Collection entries
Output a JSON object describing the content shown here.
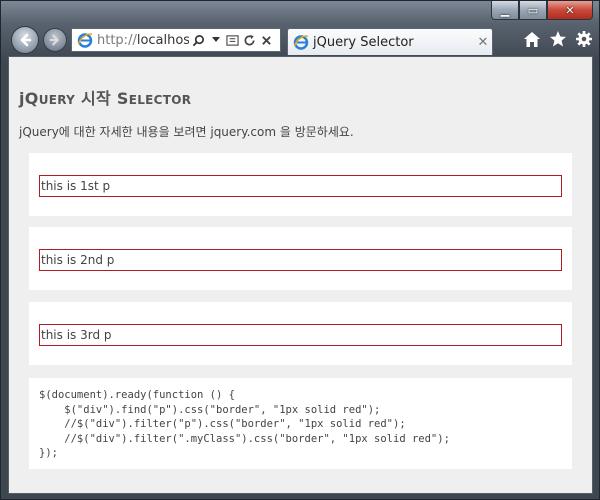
{
  "browser": {
    "address": {
      "scheme": "http://",
      "host": "localhost:"
    },
    "tab": {
      "title": "jQuery Selector",
      "close_glyph": "✕"
    },
    "caption": {
      "minimize": "▁",
      "maximize": "▭",
      "close": "✕"
    }
  },
  "page": {
    "title_prefix": "j",
    "title_q": "Q",
    "title_uery": "UERY",
    "title_korean": " 시작 ",
    "title_s": "S",
    "title_elector": "ELECTOR",
    "description": "jQuery에 대한 자세한 내용을 보려면 jquery.com 을 방문하세요.",
    "paragraphs": [
      "this is 1st p",
      "this is 2nd p",
      "this is 3rd p"
    ],
    "code_lines": [
      "$(document).ready(function () {",
      "    $(\"div\").find(\"p\").css(\"border\", \"1px solid red\");",
      "    //$(\"div\").filter(\"p\").css(\"border\", \"1px solid red\");",
      "    //$(\"div\").filter(\".myClass\").css(\"border\", \"1px solid red\");",
      "});"
    ]
  },
  "colors": {
    "paragraph_border": "#b11d24",
    "page_background": "#efefef"
  },
  "icons": [
    "back-icon",
    "forward-icon",
    "ie-logo-icon",
    "search-icon",
    "dropdown-icon",
    "compatibility-icon",
    "refresh-icon",
    "stop-icon",
    "home-icon",
    "favorites-star-icon",
    "tools-gear-icon"
  ]
}
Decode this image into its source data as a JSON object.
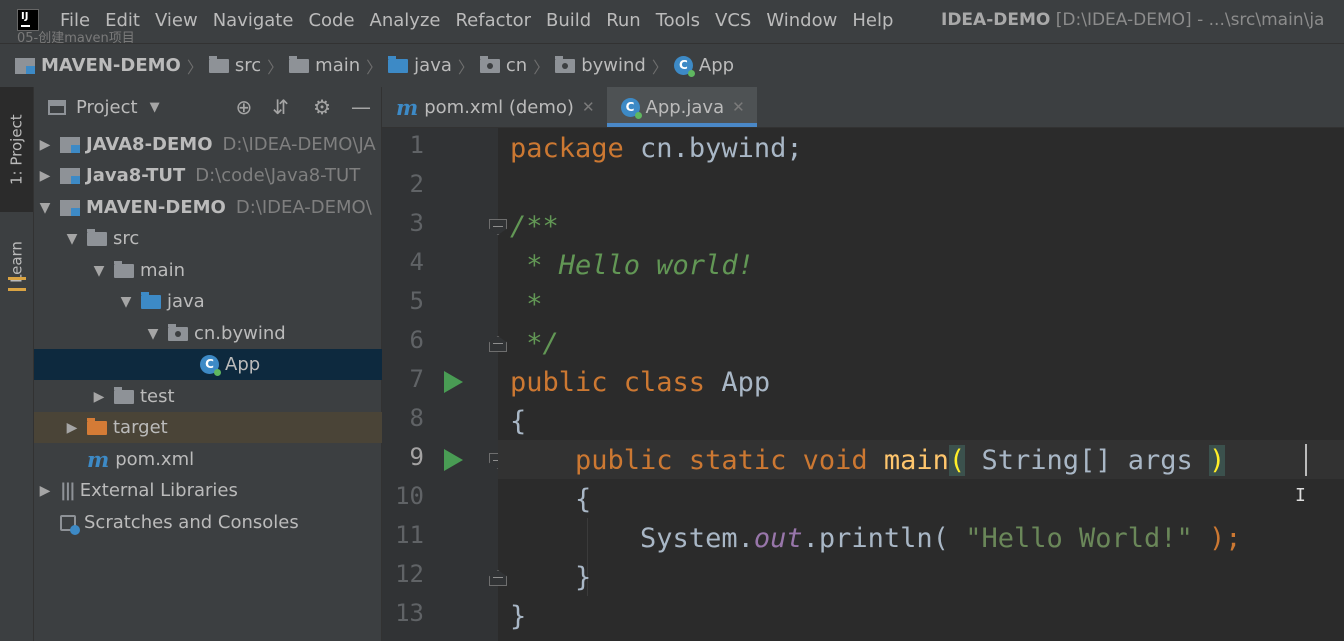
{
  "watermark": "05-创建maven项目",
  "menu": [
    "File",
    "Edit",
    "View",
    "Navigate",
    "Code",
    "Analyze",
    "Refactor",
    "Build",
    "Run",
    "Tools",
    "VCS",
    "Window",
    "Help"
  ],
  "window_title": {
    "project": "IDEA-DEMO",
    "path": "[D:\\IDEA-DEMO] - ...\\src\\main\\ja"
  },
  "breadcrumb": [
    "MAVEN-DEMO",
    "src",
    "main",
    "java",
    "cn",
    "bywind",
    "App"
  ],
  "tool_tabs": {
    "project": "1: Project",
    "learn": "Learn"
  },
  "panel": {
    "title": "Project"
  },
  "tree": [
    {
      "label": "JAVA8-DEMO",
      "path": "D:\\IDEA-DEMO\\JA",
      "bold": true
    },
    {
      "label": "Java8-TUT",
      "path": "D:\\code\\Java8-TUT",
      "bold": true
    },
    {
      "label": "MAVEN-DEMO",
      "path": "D:\\IDEA-DEMO\\",
      "bold": true
    },
    {
      "label": "src"
    },
    {
      "label": "main"
    },
    {
      "label": "java"
    },
    {
      "label": "cn.bywind"
    },
    {
      "label": "App"
    },
    {
      "label": "test"
    },
    {
      "label": "target"
    },
    {
      "label": "pom.xml"
    },
    {
      "label": "External Libraries"
    },
    {
      "label": "Scratches and Consoles"
    }
  ],
  "tabs": [
    {
      "label": "pom.xml (demo)",
      "active": false
    },
    {
      "label": "App.java",
      "active": true
    }
  ],
  "line_numbers": [
    "1",
    "2",
    "3",
    "4",
    "5",
    "6",
    "7",
    "8",
    "9",
    "10",
    "11",
    "12",
    "13"
  ],
  "code": {
    "l1_kw": "package",
    "l1_rest": " cn.bywind;",
    "l3": "/**",
    "l4": " * Hello world!",
    "l5": " *",
    "l6": " */",
    "l7_kw": "public class",
    "l7_rest": " App",
    "l8": "{",
    "l9_indent": "    ",
    "l9_kw": "public static void",
    "l9_name": " main",
    "l9_open": "(",
    "l9_mid": " String[] args ",
    "l9_close": ")",
    "l10": "    {",
    "l11_pre": "        System.",
    "l11_field": "out",
    "l11_mid": ".println( ",
    "l11_str": "\"Hello World!\"",
    "l11_end": " );",
    "l12": "    }",
    "l13": "}"
  }
}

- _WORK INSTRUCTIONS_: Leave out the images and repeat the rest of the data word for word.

- _RESPONSE TO THE EXERCISE_:
Output a JSON object describing the content shown here.
{
  "browser": {
    "address": {
      "scheme": "http://",
      "host": "localhost:"
    },
    "tab": {
      "title": "jQuery Selector",
      "close_glyph": "✕"
    },
    "caption": {
      "minimize": "▁",
      "maximize": "▭",
      "close": "✕"
    }
  },
  "page": {
    "title_prefix": "j",
    "title_q": "Q",
    "title_uery": "UERY",
    "title_korean": " 시작 ",
    "title_s": "S",
    "title_elector": "ELECTOR",
    "description": "jQuery에 대한 자세한 내용을 보려면 jquery.com 을 방문하세요.",
    "paragraphs": [
      "this is 1st p",
      "this is 2nd p",
      "this is 3rd p"
    ],
    "code_lines": [
      "$(document).ready(function () {",
      "    $(\"div\").find(\"p\").css(\"border\", \"1px solid red\");",
      "    //$(\"div\").filter(\"p\").css(\"border\", \"1px solid red\");",
      "    //$(\"div\").filter(\".myClass\").css(\"border\", \"1px solid red\");",
      "});"
    ]
  },
  "colors": {
    "paragraph_border": "#b11d24",
    "page_background": "#efefef"
  },
  "icons": [
    "back-icon",
    "forward-icon",
    "ie-logo-icon",
    "search-icon",
    "dropdown-icon",
    "compatibility-icon",
    "refresh-icon",
    "stop-icon",
    "home-icon",
    "favorites-star-icon",
    "tools-gear-icon"
  ]
}
Decode this image into its source data as a JSON object.
{
  "watermark": "05-创建maven项目",
  "menu": [
    "File",
    "Edit",
    "View",
    "Navigate",
    "Code",
    "Analyze",
    "Refactor",
    "Build",
    "Run",
    "Tools",
    "VCS",
    "Window",
    "Help"
  ],
  "window_title": {
    "project": "IDEA-DEMO",
    "path": "[D:\\IDEA-DEMO] - ...\\src\\main\\ja"
  },
  "breadcrumb": [
    "MAVEN-DEMO",
    "src",
    "main",
    "java",
    "cn",
    "bywind",
    "App"
  ],
  "tool_tabs": {
    "project": "1: Project",
    "learn": "Learn"
  },
  "panel": {
    "title": "Project"
  },
  "tree": [
    {
      "label": "JAVA8-DEMO",
      "path": "D:\\IDEA-DEMO\\JA",
      "bold": true
    },
    {
      "label": "Java8-TUT",
      "path": "D:\\code\\Java8-TUT",
      "bold": true
    },
    {
      "label": "MAVEN-DEMO",
      "path": "D:\\IDEA-DEMO\\",
      "bold": true
    },
    {
      "label": "src"
    },
    {
      "label": "main"
    },
    {
      "label": "java"
    },
    {
      "label": "cn.bywind"
    },
    {
      "label": "App"
    },
    {
      "label": "test"
    },
    {
      "label": "target"
    },
    {
      "label": "pom.xml"
    },
    {
      "label": "External Libraries"
    },
    {
      "label": "Scratches and Consoles"
    }
  ],
  "tabs": [
    {
      "label": "pom.xml (demo)",
      "active": false
    },
    {
      "label": "App.java",
      "active": true
    }
  ],
  "line_numbers": [
    "1",
    "2",
    "3",
    "4",
    "5",
    "6",
    "7",
    "8",
    "9",
    "10",
    "11",
    "12",
    "13"
  ],
  "code": {
    "l1_kw": "package",
    "l1_rest": " cn.bywind;",
    "l3": "/**",
    "l4": " * Hello world!",
    "l5": " *",
    "l6": " */",
    "l7_kw": "public class",
    "l7_rest": " App",
    "l8": "{",
    "l9_indent": "    ",
    "l9_kw": "public static void",
    "l9_name": " main",
    "l9_open": "(",
    "l9_mid": " String[] args ",
    "l9_close": ")",
    "l10": "    {",
    "l11_pre": "        System.",
    "l11_field": "out",
    "l11_mid": ".println( ",
    "l11_str": "\"Hello World!\"",
    "l11_end": " );",
    "l12": "    }",
    "l13": "}"
  }
}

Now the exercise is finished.